Old age is like Warp-10 speed on Star Trek: the maximum speed limit for the galaxy when you can be at all places in the universe simultaneously. A new day starts, and then suddenly it’s over, blazing by at 500 times the speed of light.

Wednesday, March 03, 2010


With all the traveling we had been doing in the past week-and-a-half, the 5K training program had been put on the back burner. While we were in Minnesota, all I had to do was trot down the basement stairs and jump on my treadmill, the evil machine that measured my time and distance with space-shot accuracy.

After we arrived in Arizona, the 60- and 70-degree temperatures outside made it easy to do the daily 3- or 4-mile walk. But the big question became, where could I run? I was used to running in the privacy of my cellar with no one to see me except the non-judgmental spider in the corner. The thought of running in a public place made me very uncomfortable. Would someone call the police? Summon an ambulance?

I shouldn’t have worried. Phoenix is a city of 5 million people, and they all seem to be in their cars driving somewhere. Fast. But I think I’ve found a place or two near our temporary home where nobody will panic if they see old people running down the street. In fact, I’ve found that Phoenix is a place where you see lots of old people running down the street. The place is crawling with old people running down the street. In fact, you feel a little out of place if you aren't running down the street.

So if you are in town and want to see and hear much huffing, puffing, panting, and perspiring (and who doesn’t), you might catch me on Palm Valley Road:
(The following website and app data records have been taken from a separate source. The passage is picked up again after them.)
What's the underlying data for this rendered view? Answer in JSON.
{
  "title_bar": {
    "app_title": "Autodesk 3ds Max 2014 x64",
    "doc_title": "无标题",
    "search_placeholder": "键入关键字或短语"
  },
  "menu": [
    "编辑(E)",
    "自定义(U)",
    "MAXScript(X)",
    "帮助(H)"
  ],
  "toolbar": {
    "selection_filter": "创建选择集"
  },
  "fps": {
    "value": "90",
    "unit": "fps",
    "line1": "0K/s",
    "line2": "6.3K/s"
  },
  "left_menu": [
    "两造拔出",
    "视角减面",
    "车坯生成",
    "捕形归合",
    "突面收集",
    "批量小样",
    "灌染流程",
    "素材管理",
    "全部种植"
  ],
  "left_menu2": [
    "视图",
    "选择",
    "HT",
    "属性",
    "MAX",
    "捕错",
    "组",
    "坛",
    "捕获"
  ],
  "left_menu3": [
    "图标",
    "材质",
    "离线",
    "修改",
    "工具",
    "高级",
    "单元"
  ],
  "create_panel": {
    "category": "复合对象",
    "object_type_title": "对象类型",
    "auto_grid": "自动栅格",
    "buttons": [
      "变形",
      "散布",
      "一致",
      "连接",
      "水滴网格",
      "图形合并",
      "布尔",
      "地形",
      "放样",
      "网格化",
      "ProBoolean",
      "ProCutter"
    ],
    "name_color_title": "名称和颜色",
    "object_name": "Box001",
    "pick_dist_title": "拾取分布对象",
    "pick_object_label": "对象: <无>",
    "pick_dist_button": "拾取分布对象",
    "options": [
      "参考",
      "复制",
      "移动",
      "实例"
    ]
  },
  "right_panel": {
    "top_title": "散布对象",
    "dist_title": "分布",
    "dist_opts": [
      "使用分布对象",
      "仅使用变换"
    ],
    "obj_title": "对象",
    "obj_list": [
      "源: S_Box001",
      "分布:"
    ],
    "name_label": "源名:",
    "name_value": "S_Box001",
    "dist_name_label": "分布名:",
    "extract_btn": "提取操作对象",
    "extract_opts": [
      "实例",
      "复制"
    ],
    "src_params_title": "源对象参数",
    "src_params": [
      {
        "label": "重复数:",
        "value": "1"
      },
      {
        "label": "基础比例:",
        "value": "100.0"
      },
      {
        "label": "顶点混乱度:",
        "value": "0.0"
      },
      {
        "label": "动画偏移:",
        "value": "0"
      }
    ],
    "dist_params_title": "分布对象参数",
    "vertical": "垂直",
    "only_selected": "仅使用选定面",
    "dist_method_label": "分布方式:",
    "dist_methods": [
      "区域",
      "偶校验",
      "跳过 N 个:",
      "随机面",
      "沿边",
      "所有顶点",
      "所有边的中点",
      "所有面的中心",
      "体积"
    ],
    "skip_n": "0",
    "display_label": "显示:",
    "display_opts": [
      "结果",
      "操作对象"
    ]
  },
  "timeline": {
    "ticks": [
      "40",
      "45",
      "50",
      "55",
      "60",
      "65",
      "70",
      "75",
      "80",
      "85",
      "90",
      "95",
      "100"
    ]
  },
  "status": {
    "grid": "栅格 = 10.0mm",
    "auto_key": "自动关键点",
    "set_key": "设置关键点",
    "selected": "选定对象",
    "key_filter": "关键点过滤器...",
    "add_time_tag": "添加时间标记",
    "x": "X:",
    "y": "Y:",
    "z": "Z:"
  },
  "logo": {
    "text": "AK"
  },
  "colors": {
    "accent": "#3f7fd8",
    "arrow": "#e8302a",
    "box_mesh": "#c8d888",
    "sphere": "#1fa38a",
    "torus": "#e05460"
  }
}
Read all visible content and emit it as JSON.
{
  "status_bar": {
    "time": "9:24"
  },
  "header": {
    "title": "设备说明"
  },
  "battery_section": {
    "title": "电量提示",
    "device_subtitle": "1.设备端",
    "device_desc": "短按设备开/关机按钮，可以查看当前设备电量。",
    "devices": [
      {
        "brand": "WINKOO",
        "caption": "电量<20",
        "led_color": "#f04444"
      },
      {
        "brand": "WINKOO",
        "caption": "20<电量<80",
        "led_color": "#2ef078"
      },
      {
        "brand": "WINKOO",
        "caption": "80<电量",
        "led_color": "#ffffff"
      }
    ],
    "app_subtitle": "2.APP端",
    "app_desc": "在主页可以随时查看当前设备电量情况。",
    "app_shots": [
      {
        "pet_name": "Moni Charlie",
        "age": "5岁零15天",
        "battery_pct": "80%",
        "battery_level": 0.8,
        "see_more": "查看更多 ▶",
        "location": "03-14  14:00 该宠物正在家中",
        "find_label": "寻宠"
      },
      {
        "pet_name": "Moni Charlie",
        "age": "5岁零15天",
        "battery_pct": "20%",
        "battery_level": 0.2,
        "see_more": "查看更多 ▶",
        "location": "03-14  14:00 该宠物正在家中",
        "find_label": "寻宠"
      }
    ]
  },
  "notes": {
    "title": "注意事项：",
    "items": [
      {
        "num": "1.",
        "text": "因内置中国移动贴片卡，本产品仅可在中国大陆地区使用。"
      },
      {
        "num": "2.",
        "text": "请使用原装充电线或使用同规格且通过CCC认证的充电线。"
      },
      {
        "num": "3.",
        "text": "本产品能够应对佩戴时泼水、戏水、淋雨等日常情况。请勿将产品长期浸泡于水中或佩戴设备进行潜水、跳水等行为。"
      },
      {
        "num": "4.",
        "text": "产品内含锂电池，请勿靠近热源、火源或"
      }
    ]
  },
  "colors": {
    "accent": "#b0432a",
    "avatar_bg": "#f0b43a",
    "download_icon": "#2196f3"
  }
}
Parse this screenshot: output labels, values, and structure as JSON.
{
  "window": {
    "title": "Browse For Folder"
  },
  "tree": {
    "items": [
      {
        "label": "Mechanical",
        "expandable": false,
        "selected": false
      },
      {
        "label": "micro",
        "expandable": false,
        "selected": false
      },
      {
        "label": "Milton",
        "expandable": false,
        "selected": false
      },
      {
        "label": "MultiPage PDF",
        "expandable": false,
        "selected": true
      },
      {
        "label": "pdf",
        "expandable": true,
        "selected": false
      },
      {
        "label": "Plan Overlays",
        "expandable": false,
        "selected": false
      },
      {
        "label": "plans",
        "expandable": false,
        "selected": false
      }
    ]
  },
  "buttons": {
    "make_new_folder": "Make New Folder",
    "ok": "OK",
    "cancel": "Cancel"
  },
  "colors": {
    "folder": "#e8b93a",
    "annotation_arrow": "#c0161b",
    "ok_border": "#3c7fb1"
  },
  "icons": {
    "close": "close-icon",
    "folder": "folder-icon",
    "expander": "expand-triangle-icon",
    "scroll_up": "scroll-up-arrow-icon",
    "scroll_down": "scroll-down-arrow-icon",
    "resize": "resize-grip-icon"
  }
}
Don’t dial 9-1-1. Don’t stop and offer us CPR. Don’t offer us a ride home. It may look like a medical emergency, but I’m just training for a 5K with Tom trotting by my side for moral support. It may look like we’re gasping for our last breath, but that’s just an optical illusion. In reality, we’re floating along in a smooth, slow motion shot, with “Brian’s Song” swelling in the background. At least I think it’s “Brian’s Song.” It’s tough to tell over the sound of our gasping for air.

Monday, March 01, 2010


Just when you think you’ve seen darn near every beautiful place on earth, up pops another one. This time, the beautiful spot was at the south end of the Sierra Nevada Mountains in the area of the Sequoia National Forest, overlooking Kernsville (California), the Kern River, and Lake Isabella.

We spent the weekend at a cabin that my daughter-in-law’s family built with their bare hands, 18 months of sweat equity, and a jackhammer. Nestled into the side of a mountain overlooking Kernville is their weekend retreat, a cabin that gives you the feeling of floating somewhere up near the clouds.

In order to get there, we first did some seat time in the car. Colbie is not a car sleeper. She stayed awake every minute of the eight-hour ride to the cabin and the eight hours back. What a trooper, although Mickey Mouse on the video player helped a lot!!

My traveling companion, Colbie
Arriving at Lake Isabella

View from the Deck of the Cabin

View of the Inside of the Cabin (every board, every beam, every coat of finish has a story)

Walking in the Mountains

View of the Cabin from Above

Colbie and Grandpa Visiting the Kernville Museum

Since Tom and I are not handy-type people, I am always amazed at what other people can dream and build. This cabin was built with incredible skill and an equal amount of thought and love. The dream was to build a retreat where the family could be together, a place where the grandchildren would love to come and hide out in the fort or climb the rock wall, where there would always be something to do and somewhere to explore. And their dream was successful . . . a beautiful retreat at the top of the world.